Sometimes a picture can say a thousand words...

Sometimes a picture can say a thousand words…

...and sometimes a drawing can say a million more

…and sometimes a drawing can say so many more


How to golf in the snow…

June 9, 2009
Blizzards in June? That's Calgary for you!

Blizzards in June? That's Calgary for you!

There are swing issues, and then there are swing issues! Snow in June is definitely one of the latter. A frost delay this late in the year is one thing, and don’t even get me started on the time hubby and I got snowed in at Myrtle Beach (no joke!), but a powdery blanket of mother-nature’s-winter-gift-to-golf-widows can make a whole city cranky. So how do you golf in the snow? Thankfully, this time of year, the answer is easy…  Just wait for it to melt!


How to air-dry your clothes faster with this simple hanger trick

June 4, 2009
All it takes are two metal hangers and a twist of tape!

All it takes are two metal hangers and a twist of tape!

It was an emergency laundry situation. I had just gotten to work and realized I’d packed a less-than-spotless shirt for an evening event (50s party – long story). Washing it in the bathroom sink was no problem, but I needed a way to dry it in record time. Let’s cut to the physics…

More air circulation = Faster water evaporation

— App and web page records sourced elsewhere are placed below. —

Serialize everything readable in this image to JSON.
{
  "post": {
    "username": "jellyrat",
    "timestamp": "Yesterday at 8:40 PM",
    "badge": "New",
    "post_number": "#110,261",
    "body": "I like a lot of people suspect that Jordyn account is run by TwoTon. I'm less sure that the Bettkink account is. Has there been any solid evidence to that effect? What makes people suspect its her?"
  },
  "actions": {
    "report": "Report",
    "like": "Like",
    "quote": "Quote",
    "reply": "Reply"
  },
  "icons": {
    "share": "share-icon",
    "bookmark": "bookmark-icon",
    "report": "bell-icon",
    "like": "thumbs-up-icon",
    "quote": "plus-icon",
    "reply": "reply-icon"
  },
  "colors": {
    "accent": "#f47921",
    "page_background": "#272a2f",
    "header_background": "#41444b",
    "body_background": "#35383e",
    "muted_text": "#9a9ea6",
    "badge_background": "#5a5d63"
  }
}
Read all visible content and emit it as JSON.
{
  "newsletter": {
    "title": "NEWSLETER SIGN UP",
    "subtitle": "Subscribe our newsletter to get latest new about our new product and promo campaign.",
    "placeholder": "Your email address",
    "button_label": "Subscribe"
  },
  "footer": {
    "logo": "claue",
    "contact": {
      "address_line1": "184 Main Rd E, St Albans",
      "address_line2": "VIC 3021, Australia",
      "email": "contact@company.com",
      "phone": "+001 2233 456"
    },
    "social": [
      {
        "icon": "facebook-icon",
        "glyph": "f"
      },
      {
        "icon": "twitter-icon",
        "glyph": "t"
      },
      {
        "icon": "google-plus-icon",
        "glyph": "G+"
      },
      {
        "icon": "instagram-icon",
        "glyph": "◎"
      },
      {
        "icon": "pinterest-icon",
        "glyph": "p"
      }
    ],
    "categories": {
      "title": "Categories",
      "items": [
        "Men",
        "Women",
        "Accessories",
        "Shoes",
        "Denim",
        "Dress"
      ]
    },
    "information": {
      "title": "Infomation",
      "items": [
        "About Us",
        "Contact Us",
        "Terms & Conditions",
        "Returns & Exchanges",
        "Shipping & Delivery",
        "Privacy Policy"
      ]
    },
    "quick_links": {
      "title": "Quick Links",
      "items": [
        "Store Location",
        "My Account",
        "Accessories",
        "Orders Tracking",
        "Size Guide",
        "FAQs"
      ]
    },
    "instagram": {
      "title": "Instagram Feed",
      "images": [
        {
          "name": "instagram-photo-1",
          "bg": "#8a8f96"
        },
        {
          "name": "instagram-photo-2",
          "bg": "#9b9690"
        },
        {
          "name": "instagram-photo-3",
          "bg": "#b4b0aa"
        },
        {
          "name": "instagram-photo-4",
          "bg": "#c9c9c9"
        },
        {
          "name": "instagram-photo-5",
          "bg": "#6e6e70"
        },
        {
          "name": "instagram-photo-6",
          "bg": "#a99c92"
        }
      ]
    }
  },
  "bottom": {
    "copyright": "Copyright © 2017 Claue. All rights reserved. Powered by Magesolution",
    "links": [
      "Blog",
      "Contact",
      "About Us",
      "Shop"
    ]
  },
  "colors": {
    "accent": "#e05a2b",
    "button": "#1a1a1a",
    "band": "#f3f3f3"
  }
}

To create an air pocket between opposing layers of fabric, I bent two hangers (see photo) so that the horizontal hook of one hanger latched into the straight neck of the other. The resulting design was stabilized by the two lower V-shaped bends, which were secured with a twist of scotch tape into a bracing X shape. The new form successfully let air circulate freely throughout the garment, which was perfectly dry by my afternoon break. For some inexplicable reason, none of my co-workers seemed overly impressed. Sometimes, dear readers, there are things worth getting called “weird” for. And for this minstrel designer, being clean and dry is at the top of that list!

Side view

Side view

Top view

Top view


Current Blog Serial: Designing a Driving Range Club Carrier (Part One)

May 19, 2009
"Hmmm, wish I could use the range on my walk to work..."

"Hmmm, wish I could use the range on my walk to work..."

When faced with a problem, be it an inconvenience or a roadblock, we have two choices. We can either search available solutions and choose one to adopt, or we can move beyond the explored by designing a custom resolution in the form of a new system/device.

One of SavingCymbria’s main goals is to empower its readers by demystifying the design process. Let’s make creative problem solving accessible to everyone! Our economy has entered a state of flux, and it’s time to get creative about our futures. The days of going out to Walmart and buying cart-fulls of quick-fix gadgets are ending, and I couldn’t be happier! You are about to enter a whole new freedom – the freedom to design your own reality. Welcome home!

"If only there was an easy way to carry my clubs around the city...

"If only there was an easy/safe way to carry my clubs along the bike-path and into downtown..."

The first step in any design process is to clearly define the problem:

  • Lacking a convenient method for transporting 1-4 golf clubs (and minimal accessories) while walking long distances through both rural and urban environments.

Step two is to define the criteria of a successful solution:

  • A lightweight, hands-free, golf club carrier, of primarily waterproof fabric construction, that would hold 1-4 golf clubs, one glove, three balls, and keys/wallet/tokens/tees. The clubs would be suspended in an orientation that would maximize comfort and spacial control (for navigating bike-path/sidewalk crowds). The device would have attractive technical styling, and would be novel enough to attract the curiosity of interested buyers.
Note: Squatting mid-round for some ideation sketching is the quickest way to dull your tees, not to mention freak out the rest of your foursome!

Note: Squatting mid-round for some ideation sketching is the quickest way to dull your tees, not to mention freak out the rest of your foursome!

Stay tuned for Part Two to find out how my hair elastic gets involved…